(INPUT DATA Opens)

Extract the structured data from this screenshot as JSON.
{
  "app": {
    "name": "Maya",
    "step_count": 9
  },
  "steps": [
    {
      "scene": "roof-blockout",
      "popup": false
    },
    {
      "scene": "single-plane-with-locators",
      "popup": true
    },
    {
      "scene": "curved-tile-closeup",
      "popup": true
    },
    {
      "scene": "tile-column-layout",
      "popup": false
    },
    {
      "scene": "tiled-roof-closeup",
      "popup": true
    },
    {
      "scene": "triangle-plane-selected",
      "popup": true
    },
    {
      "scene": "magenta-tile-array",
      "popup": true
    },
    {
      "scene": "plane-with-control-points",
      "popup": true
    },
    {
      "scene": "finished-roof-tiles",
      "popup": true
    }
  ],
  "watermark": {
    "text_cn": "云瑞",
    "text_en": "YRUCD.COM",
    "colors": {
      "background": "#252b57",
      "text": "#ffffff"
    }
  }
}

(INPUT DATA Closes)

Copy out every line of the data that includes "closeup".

      "scene": "curved-tile-closeup",
      "scene": "tiled-roof-closeup",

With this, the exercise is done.